photo by alborzshawn
The Bible is pretty clear about our responsibility to the outsider.
"You shall not oppress a resident alien; you know the heart of an alien, for you were aliens in the land of Egypt." (Exodus 23.9)
"When an alien resides with you in your land, you shall not oppress the alien. The alien who resides with you shall be to you as the citizen among you; you shall love the alien as yourself, for you were aliens in the land of Egypt: I am the Lord your God." (Leviticus 19. 33-34)
"Do not neglect to show hospitality to strangers, for by doing that some are entertaining angels without knowing it." (Hebrews 13.2)
"Truly I tell you, just as you did it to one of the least of these who are members of my family, you did it to me." (Matthew 25. 40)

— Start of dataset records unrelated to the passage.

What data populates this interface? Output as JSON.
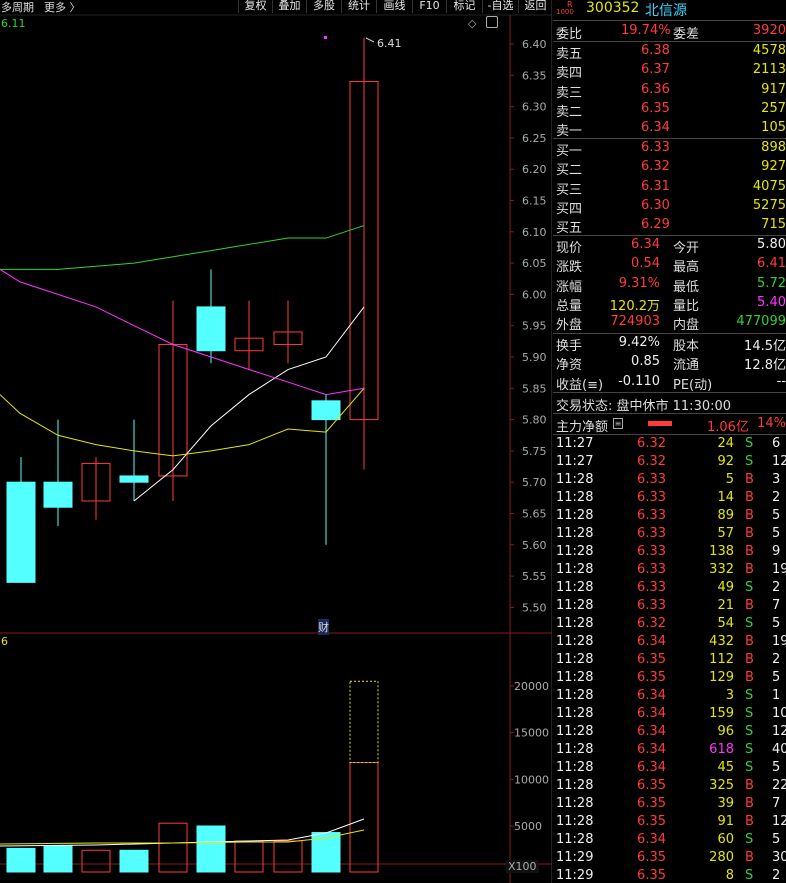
{
  "toolbar": {
    "left_label": "多周期",
    "more_label": "更多 〉",
    "buttons": [
      "复权",
      "叠加",
      "多股",
      "统计",
      "画线",
      "F10",
      "标记",
      "-自选",
      "返回"
    ]
  },
  "chart": {
    "top_left_value": "6.11",
    "high_label": "6.41",
    "price_ticks": [
      "6.40",
      "6.35",
      "6.30",
      "6.25",
      "6.20",
      "6.15",
      "6.10",
      "6.05",
      "6.00",
      "5.95",
      "5.90",
      "5.85",
      "5.80",
      "5.75",
      "5.70",
      "5.65",
      "5.60",
      "5.55",
      "5.50"
    ],
    "finance_marker": "财",
    "vol_top_left": "6",
    "vol_ticks": [
      "20000",
      "15000",
      "10000",
      "5000"
    ],
    "vol_unit": "X100",
    "colors": {
      "up": "#ff3b3b",
      "down": "#54ffff",
      "ma5": "#ffffff",
      "ma10": "#e6e600",
      "ma20": "#ff33ff",
      "ma60": "#34d233"
    }
  },
  "stock": {
    "badge_top": "R",
    "badge_bottom": "1000",
    "code": "300352",
    "name": "北信源"
  },
  "orderbook": {
    "weibi_label": "委比",
    "weibi_value": "19.74%",
    "weicha_label": "委差",
    "weicha_value": "3920",
    "asks": [
      {
        "label": "卖五",
        "price": "6.38",
        "vol": "4578"
      },
      {
        "label": "卖四",
        "price": "6.37",
        "vol": "2113"
      },
      {
        "label": "卖三",
        "price": "6.36",
        "vol": "917"
      },
      {
        "label": "卖二",
        "price": "6.35",
        "vol": "257"
      },
      {
        "label": "卖一",
        "price": "6.34",
        "vol": "105"
      }
    ],
    "bids": [
      {
        "label": "买一",
        "price": "6.33",
        "vol": "898"
      },
      {
        "label": "买二",
        "price": "6.32",
        "vol": "927"
      },
      {
        "label": "买三",
        "price": "6.31",
        "vol": "4075"
      },
      {
        "label": "买四",
        "price": "6.30",
        "vol": "5275"
      },
      {
        "label": "买五",
        "price": "6.29",
        "vol": "715"
      }
    ]
  },
  "quote": {
    "rows": [
      {
        "l1": "现价",
        "v1": "6.34",
        "c1": "red",
        "l2": "今开",
        "v2": "5.80",
        "c2": "wht"
      },
      {
        "l1": "涨跌",
        "v1": "0.54",
        "c1": "red",
        "l2": "最高",
        "v2": "6.41",
        "c2": "red"
      },
      {
        "l1": "涨幅",
        "v1": "9.31%",
        "c1": "red",
        "l2": "最低",
        "v2": "5.72",
        "c2": "grn"
      },
      {
        "l1": "总量",
        "v1": "120.2万",
        "c1": "yel",
        "l2": "量比",
        "v2": "5.40",
        "c2": "mag"
      },
      {
        "l1": "外盘",
        "v1": "724903",
        "c1": "red",
        "l2": "内盘",
        "v2": "477099",
        "c2": "grn"
      }
    ],
    "rows2": [
      {
        "l1": "换手",
        "v1": "9.42%",
        "l2": "股本",
        "v2": "14.5亿"
      },
      {
        "l1": "净资",
        "v1": "0.85",
        "l2": "流通",
        "v2": "12.8亿"
      },
      {
        "l1": "收益(≡)",
        "v1": "-0.110",
        "l2": "PE(动)",
        "v2": "--"
      }
    ],
    "trade_status": "交易状态: 盘中休市 11:30:00",
    "main_flow_label": "主力净额",
    "main_flow_value": "1.06亿",
    "main_flow_pct": "14%"
  },
  "ticks": [
    {
      "t": "11:27",
      "p": "6.32",
      "v": "24",
      "s": "S",
      "n": "6"
    },
    {
      "t": "11:27",
      "p": "6.32",
      "v": "92",
      "s": "S",
      "n": "12"
    },
    {
      "t": "11:28",
      "p": "6.33",
      "v": "5",
      "s": "B",
      "n": "3"
    },
    {
      "t": "11:28",
      "p": "6.33",
      "v": "14",
      "s": "B",
      "n": "2"
    },
    {
      "t": "11:28",
      "p": "6.33",
      "v": "89",
      "s": "B",
      "n": "5"
    },
    {
      "t": "11:28",
      "p": "6.33",
      "v": "57",
      "s": "B",
      "n": "5"
    },
    {
      "t": "11:28",
      "p": "6.33",
      "v": "138",
      "s": "B",
      "n": "9"
    },
    {
      "t": "11:28",
      "p": "6.33",
      "v": "332",
      "s": "B",
      "n": "19"
    },
    {
      "t": "11:28",
      "p": "6.33",
      "v": "49",
      "s": "S",
      "n": "2"
    },
    {
      "t": "11:28",
      "p": "6.33",
      "v": "21",
      "s": "B",
      "n": "7"
    },
    {
      "t": "11:28",
      "p": "6.32",
      "v": "54",
      "s": "S",
      "n": "5"
    },
    {
      "t": "11:28",
      "p": "6.34",
      "v": "432",
      "s": "B",
      "n": "19"
    },
    {
      "t": "11:28",
      "p": "6.35",
      "v": "112",
      "s": "B",
      "n": "2"
    },
    {
      "t": "11:28",
      "p": "6.35",
      "v": "129",
      "s": "B",
      "n": "5"
    },
    {
      "t": "11:28",
      "p": "6.34",
      "v": "3",
      "s": "S",
      "n": "1"
    },
    {
      "t": "11:28",
      "p": "6.34",
      "v": "159",
      "s": "S",
      "n": "10"
    },
    {
      "t": "11:28",
      "p": "6.34",
      "v": "96",
      "s": "S",
      "n": "12"
    },
    {
      "t": "11:28",
      "p": "6.34",
      "v": "618",
      "s": "S",
      "n": "40",
      "vc": "mag"
    },
    {
      "t": "11:28",
      "p": "6.34",
      "v": "45",
      "s": "S",
      "n": "5"
    },
    {
      "t": "11:28",
      "p": "6.35",
      "v": "325",
      "s": "B",
      "n": "22"
    },
    {
      "t": "11:28",
      "p": "6.35",
      "v": "39",
      "s": "B",
      "n": "7"
    },
    {
      "t": "11:28",
      "p": "6.35",
      "v": "91",
      "s": "B",
      "n": "12"
    },
    {
      "t": "11:28",
      "p": "6.34",
      "v": "60",
      "s": "S",
      "n": "5"
    },
    {
      "t": "11:29",
      "p": "6.35",
      "v": "280",
      "s": "B",
      "n": "30"
    },
    {
      "t": "11:29",
      "p": "6.35",
      "v": "8",
      "s": "S",
      "n": "2"
    }
  ]
}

When we deal with the immigration problem we need too remember not only the Biblical demand but also the human dimension of this enormous problem. If you listen to the stories of those affected it takes on a whole new light. The New York Times' correspondent, Monica Davey has written a moving piece about a man in West Frankfort, Illinois. In this coal-mining town that voted heavily for Mr. Trump, Juan Carlo Hernandez Pacheco has won most of the hearts in that town. He opened a restaurant years ago. And the townspeople love him. He has been held for deportation despite the letters and phone calls from many of the citizens. He will have to leave behind not only a community that loves him but a wife and three children. Read the story and weep. This story could be repeated many times across this country.